◆ Exercise objective
Check every line below, and copy those that include "this".

***** Dataset *****

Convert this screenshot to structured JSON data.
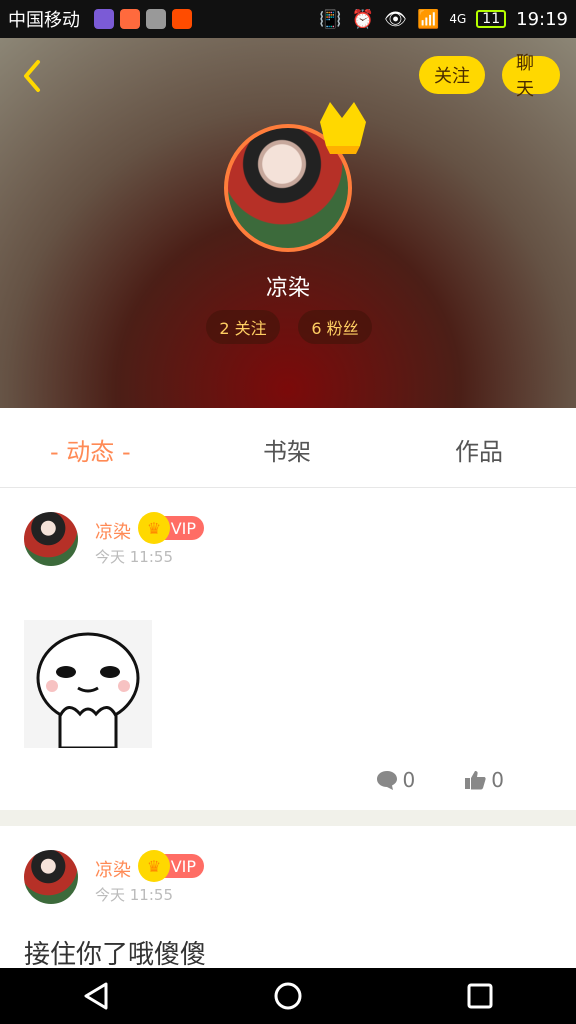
{
  "status_bar": {
    "carrier": "中国移动",
    "network": "4G",
    "battery": "11",
    "time": "19:19"
  },
  "profile": {
    "follow_label": "关注",
    "chat_label": "聊天",
    "name": "凉染",
    "following": "2 关注",
    "followers": "6 粉丝"
  },
  "tabs": [
    {
      "label": "动态",
      "active": true
    },
    {
      "label": "书架"
    },
    {
      "label": "作品"
    }
  ],
  "posts": [
    {
      "user": "凉染",
      "vip": "VIP",
      "time": "今天 11:55",
      "comments": "0",
      "likes": "0"
    },
    {
      "user": "凉染",
      "vip": "VIP",
      "time": "今天 11:55",
      "text": "接住你了哦傻傻"
    }
  ],
  "colors": {
    "accent": "#ff8a55",
    "button_yellow": "#ffd800",
    "vip_red": "#ff6d65"
  }
}
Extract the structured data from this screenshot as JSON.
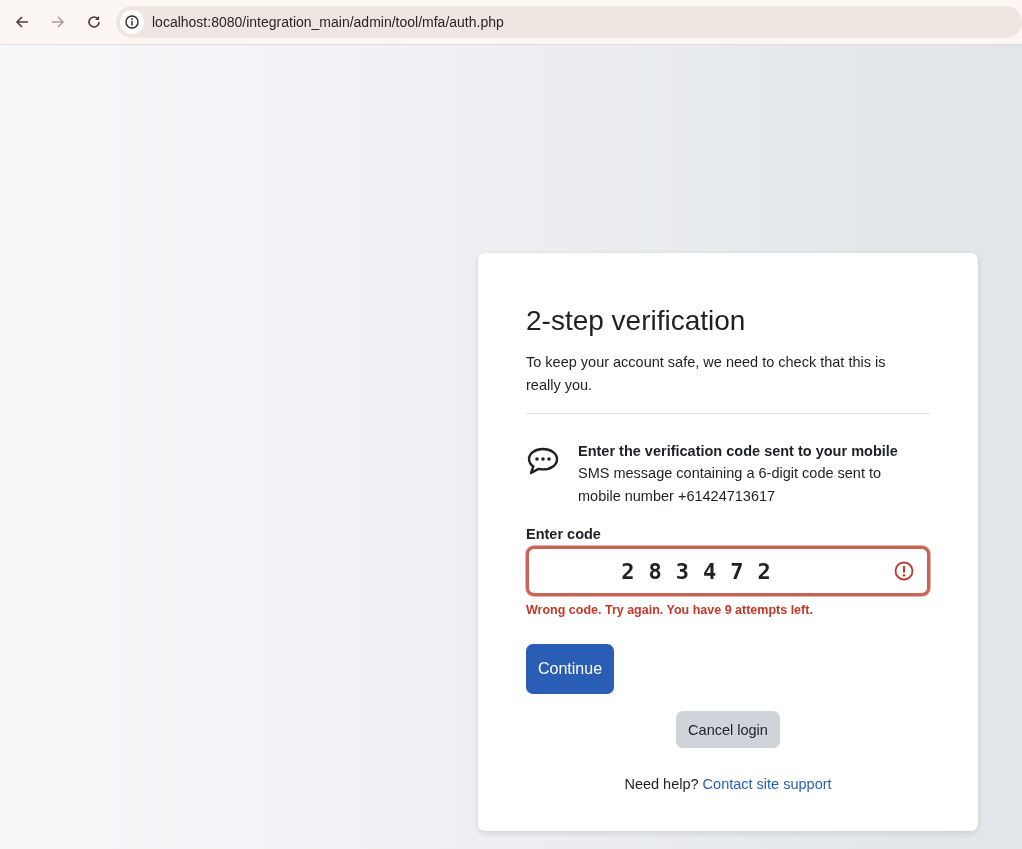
{
  "browser": {
    "url": "localhost:8080/integration_main/admin/tool/mfa/auth.php",
    "forward_disabled": true
  },
  "card": {
    "title": "2-step verification",
    "intro": "To keep your account safe, we need to check that this is really you.",
    "factor": {
      "heading": "Enter the verification code sent to your mobile",
      "description": "SMS message containing a 6-digit code sent to mobile number +61424713617"
    },
    "code_field": {
      "label": "Enter code",
      "value": "283472",
      "invalid": true,
      "error": "Wrong code. Try again. You have 9 attempts left."
    },
    "buttons": [
      {
        "kind": "primary",
        "label": "Continue"
      },
      {
        "kind": "secondary",
        "label": "Cancel login"
      }
    ],
    "help": {
      "text": "Need help?",
      "link": "Contact site support"
    }
  }
}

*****

◆ Exercise result
Convert this screenshot to structured JSON data.
Extract the structured data from this screenshot as JSON.
    "intro": "To keep your account safe, we need to check that this is really you.",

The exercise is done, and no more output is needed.